Below the fold is my post from last summer about the health care bill. Still seems right to me.
The White Whale of Comprehensive Reform
posted by Gerard Magliocca
Two years ago I wrote an article about patent trolls that said the problem (if you think it is a problem) could not be solved by a broad legislative approach. Trolls only affect some industries (mostly software and technology.) Business groups that rely on patents but are not burdened by opportunistic licensing, therefore, would always oppose a sweping bill because it could not help but might harm them. Even though the patent reform proposal first introduced in 2007 is now a shadow of its former self, this watered-down legislation still can’t get through Congress because of opposition from drug companies and others.
This brings me to health care. Unlike some of my co-bloggers, I do not support the proposals coming out of Congress. I am generally suspicious of anything with the word “comprehensive” in it and want to head for the hills when I hear any President say “we cannot afford to do nothing.” Most of the time, we actually can afford to do nothing. Moreover, the alternative to a broad overhaul is not nothing. It’s incremental change.

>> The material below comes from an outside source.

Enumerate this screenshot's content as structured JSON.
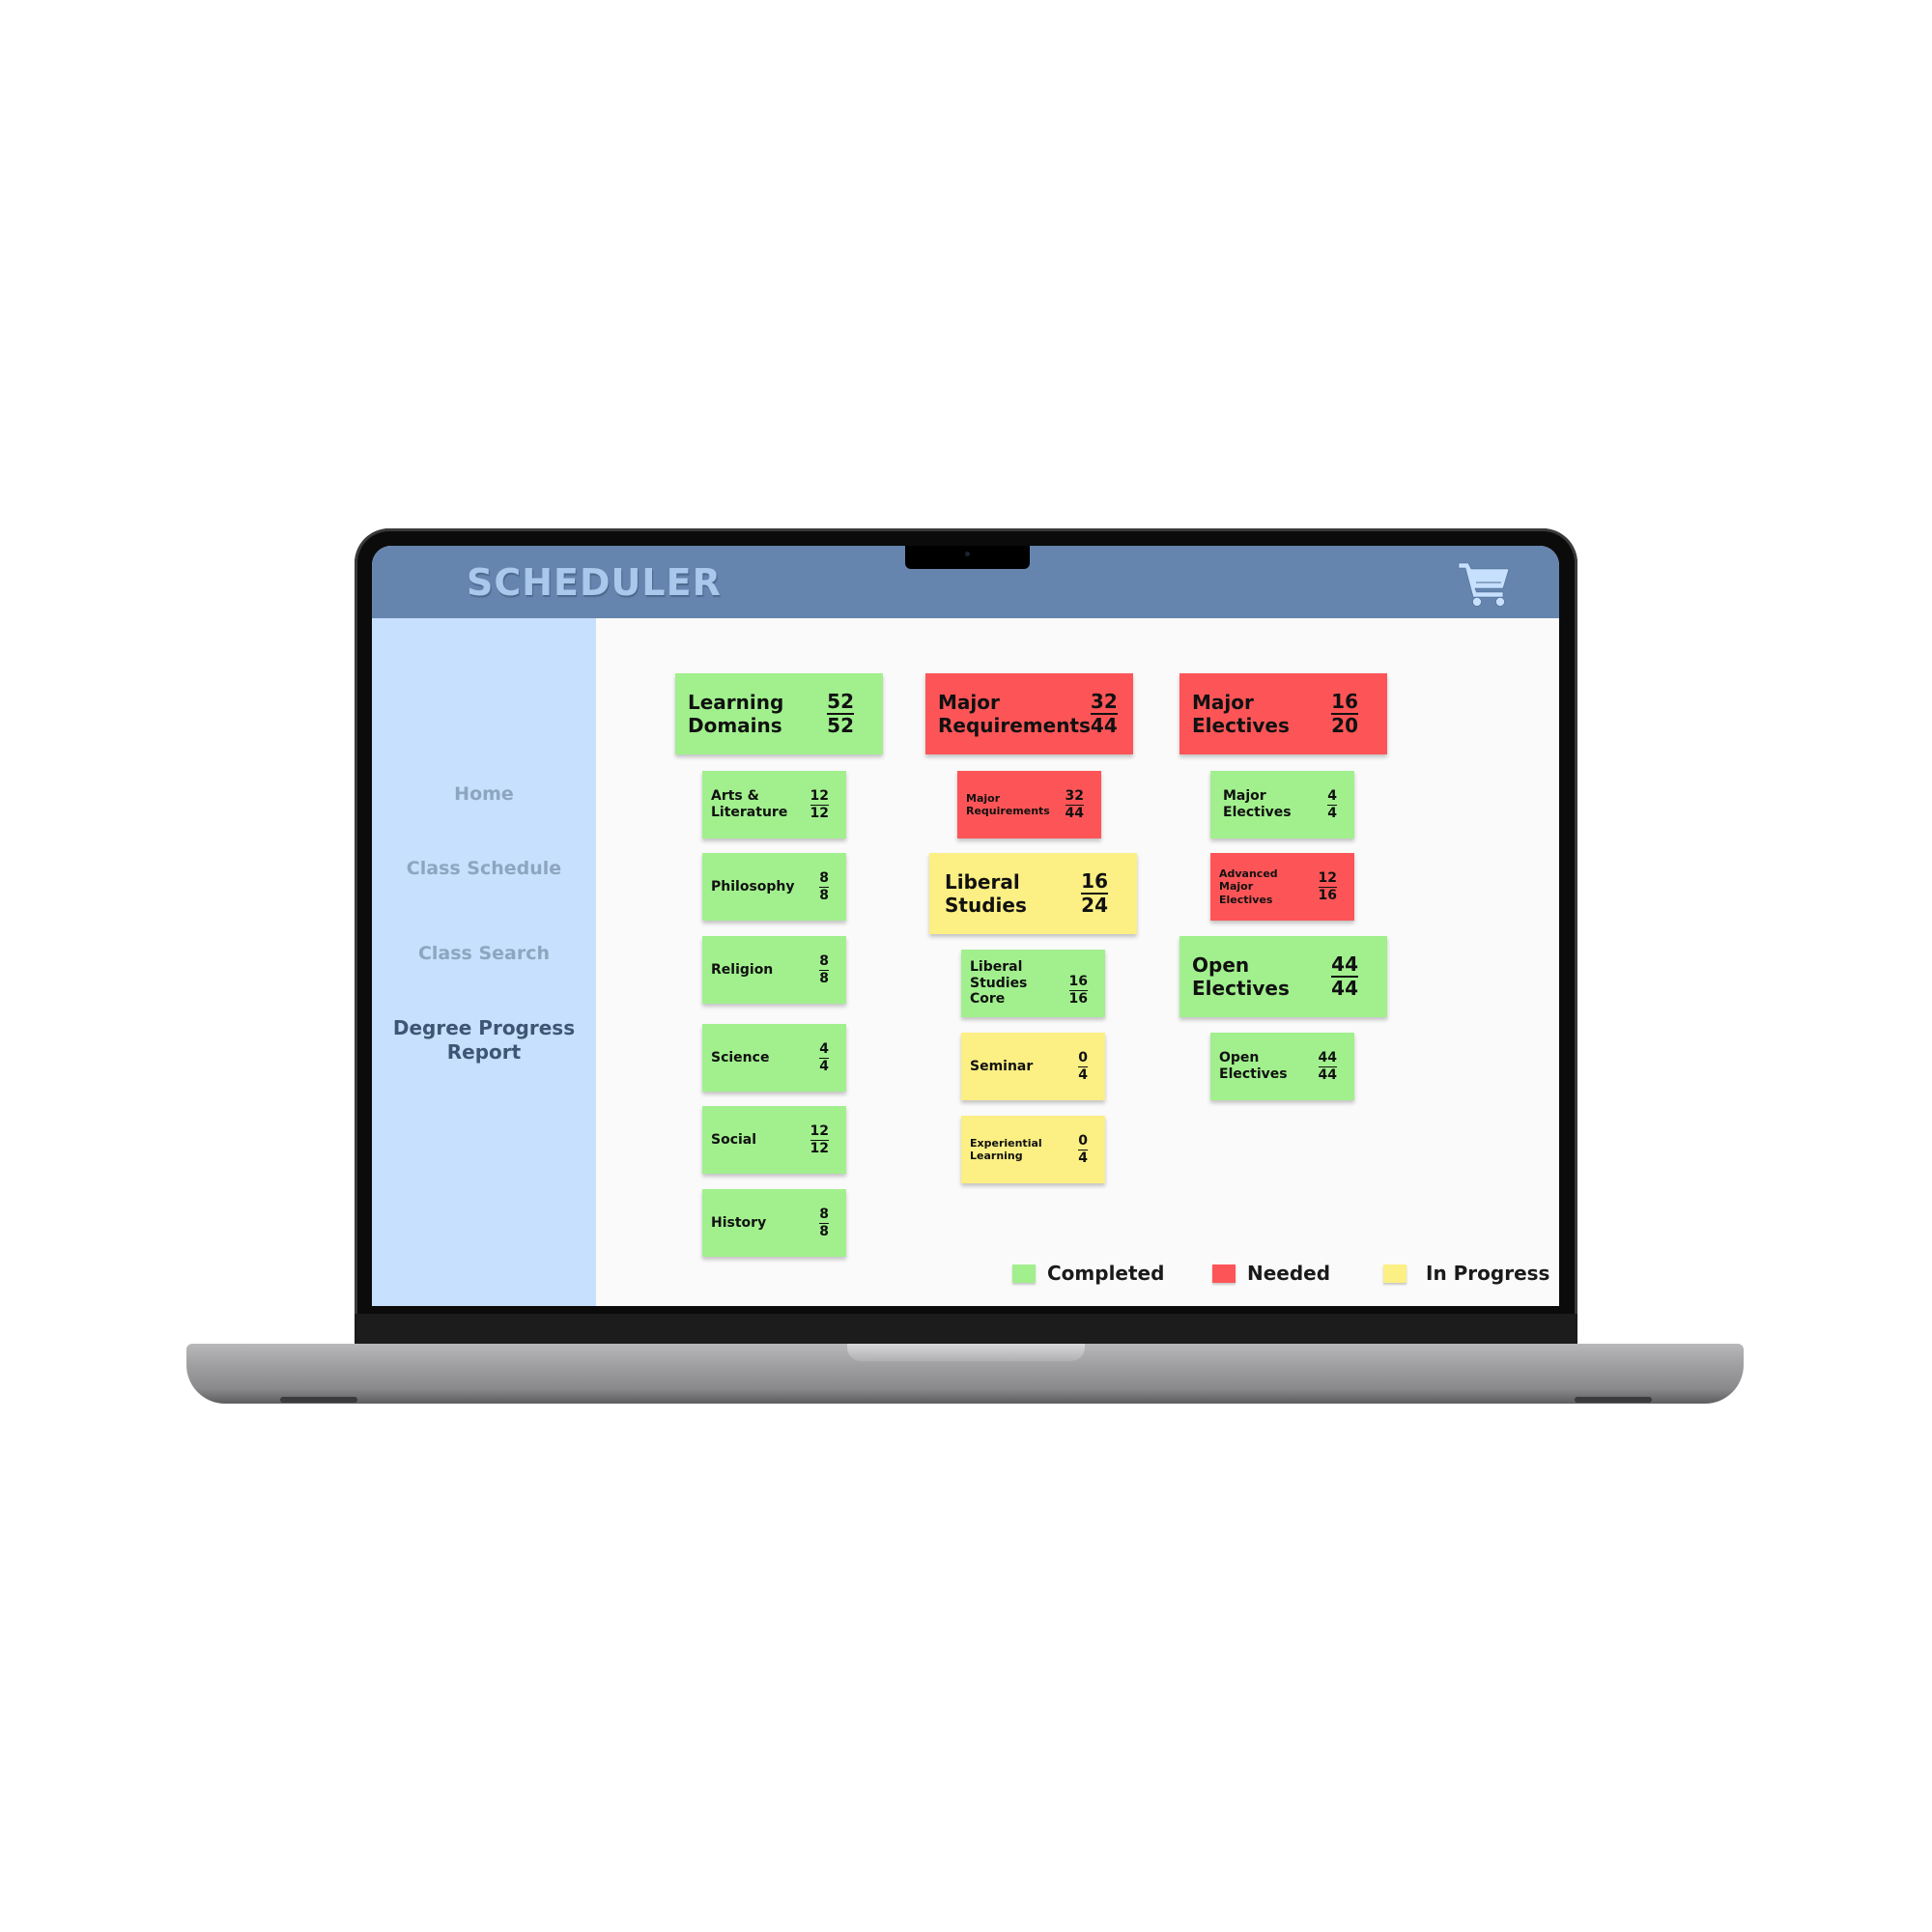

Even if you like comprehensive proposals (on Social Security, global warming, or immigration), the reality is that they cannot pass unless there is a loud public clamor for action or years of effort to assuage the overwhelming number of interest groups with a stake in the outcome. Neither is true now, just as it was not true for President Bush’s major domestic proposals. Sure, if you take a poll people might say they’d like health care reform, but there is no intensity behind those preferences. Moreover, a landmark bill such as this cannot be slapped together in six months. (This is where the thickening thesis that I mentioned a few weeks ago might be relevant. Maybe in the past when there were fewer organized lobbying groups you could rush things though, but it’s a lot harder now.) I suspect that there will be a health care bill for the President to sign eventually, but only if he climbs down from his desire to reinvent the wheel.